The employer lobby predictably responded to the Obama Board ruling by pretending that the sky was falling. In their desperation to create a circuit split that would allow the Supreme Court to overrule the NLRB, employers tried their luck in eight separate circuit courts — and each time the court of appeals ruled that the Board had not changed the law, but had simply clarified the existing standard. Nevertheless, just months after Donald Trump’s first two appointees to the Board took office, the NLRB issued a decision in PCC Structurals, overruling Specialty Healthcare. Then, in The Boeing Company, Trump’s appointees went even further, and held that a group of 178 licensed technicians who worked in a separate building from other employees, who had separate supervision, and who were paid significantly more than other employees could unionize only as part of a unit of all 2,700 production and maintenance workers at a Boeing complex.

Now, in American Steel Constructing, the Biden Board seems likely to revert back to Specialty Healthcare, in large part because the arguments in favor of retaining the Trump Board’s standard are incoherent. In Boeing, the Trump Board announced that it would consider whether “excluded employees have meaningfully distinct interests in the context of collective bargaining that outweigh the similarities with unit members.” Needless to say, the Trump appointees never explained how this weighing would work since the factors do not lend themselves to mathematical formulas. In Boeing, then-Board Member McFerran found that six of the eight community-of-interest factors weighed in favor of the petitioner’s proposed unit, yet somehow the Board majority found that the interests the licensed technicians shared with excluded employees were “far more significant than those that differentiate them.”

A return to Specialty Healthcare would make it harder for employers to insist on larger bargaining units as a tactic to defeat organizing drives, but far more is needed to fully protect the right to organize. As long as the appropriateness of a bargaining unit is based on a murky eight-factor test, employers will always be able to find a nonfrivolous basis for challenging the Board’s determination. Even at risk of being overruled by hostile judges, the Board should lay down some clear rules. If an employer divides workers up into different classifications, then workers should be able to organize along those classification lines. And, workers should be able to combine multiple classifications into a single bargaining unit. If workers who are excluded from the unit want to organize later, they can do so. And, if employers respond to the new rule by lumping workers who perform different functions into a single classification, the Board should look beyond job titles to allow all workers who perform the same function to organize separately.
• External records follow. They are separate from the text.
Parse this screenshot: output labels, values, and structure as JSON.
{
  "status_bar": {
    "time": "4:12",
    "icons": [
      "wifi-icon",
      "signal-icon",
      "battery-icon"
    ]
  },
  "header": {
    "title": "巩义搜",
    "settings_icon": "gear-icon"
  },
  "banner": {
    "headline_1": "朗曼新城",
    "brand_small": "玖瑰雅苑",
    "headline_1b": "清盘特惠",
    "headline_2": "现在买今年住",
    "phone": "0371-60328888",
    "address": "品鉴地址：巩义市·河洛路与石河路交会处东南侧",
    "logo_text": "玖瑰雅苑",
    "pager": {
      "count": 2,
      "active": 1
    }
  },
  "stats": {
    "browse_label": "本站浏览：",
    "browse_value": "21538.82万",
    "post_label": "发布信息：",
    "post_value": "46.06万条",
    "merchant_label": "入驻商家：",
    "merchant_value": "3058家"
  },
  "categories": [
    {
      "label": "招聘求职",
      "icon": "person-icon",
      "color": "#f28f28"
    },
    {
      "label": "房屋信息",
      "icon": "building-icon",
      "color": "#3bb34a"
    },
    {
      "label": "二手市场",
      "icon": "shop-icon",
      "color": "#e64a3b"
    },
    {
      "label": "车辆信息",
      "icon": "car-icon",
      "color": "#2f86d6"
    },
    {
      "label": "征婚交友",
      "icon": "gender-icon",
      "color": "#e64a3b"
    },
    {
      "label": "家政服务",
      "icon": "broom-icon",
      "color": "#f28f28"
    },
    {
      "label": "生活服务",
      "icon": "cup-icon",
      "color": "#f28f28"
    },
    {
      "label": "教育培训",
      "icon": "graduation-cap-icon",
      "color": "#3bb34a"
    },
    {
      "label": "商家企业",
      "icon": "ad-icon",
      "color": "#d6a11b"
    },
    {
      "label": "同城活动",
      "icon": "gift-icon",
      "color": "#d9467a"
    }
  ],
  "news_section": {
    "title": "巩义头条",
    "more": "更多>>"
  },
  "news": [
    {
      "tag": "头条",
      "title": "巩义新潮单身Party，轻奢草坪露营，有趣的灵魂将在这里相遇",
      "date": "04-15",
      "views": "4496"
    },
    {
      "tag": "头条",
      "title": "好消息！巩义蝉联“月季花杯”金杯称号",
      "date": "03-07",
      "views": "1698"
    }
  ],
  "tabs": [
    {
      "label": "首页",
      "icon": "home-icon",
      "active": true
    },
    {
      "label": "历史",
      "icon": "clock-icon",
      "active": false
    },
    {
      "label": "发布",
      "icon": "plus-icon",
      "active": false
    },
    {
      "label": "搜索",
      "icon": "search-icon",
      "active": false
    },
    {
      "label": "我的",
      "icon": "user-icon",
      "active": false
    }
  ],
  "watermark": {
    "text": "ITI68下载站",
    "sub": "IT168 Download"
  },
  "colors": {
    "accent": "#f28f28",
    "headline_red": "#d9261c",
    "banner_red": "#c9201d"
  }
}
The Board also needs to develop more meaningful remedies when an employer challenges a unit determination by refusing to bargain. Currently, the only remedy for an employer’s refusal to acknowledge a union’s election victory is a prospective order to bargain, so an employer can delay negotiations by two years or more just by exhausting its appeals. To go back to a political analogy, it’s as if Donald Trump’s meritless legal challenges to the election meant that Joe Biden would still be waiting to start his Presidency.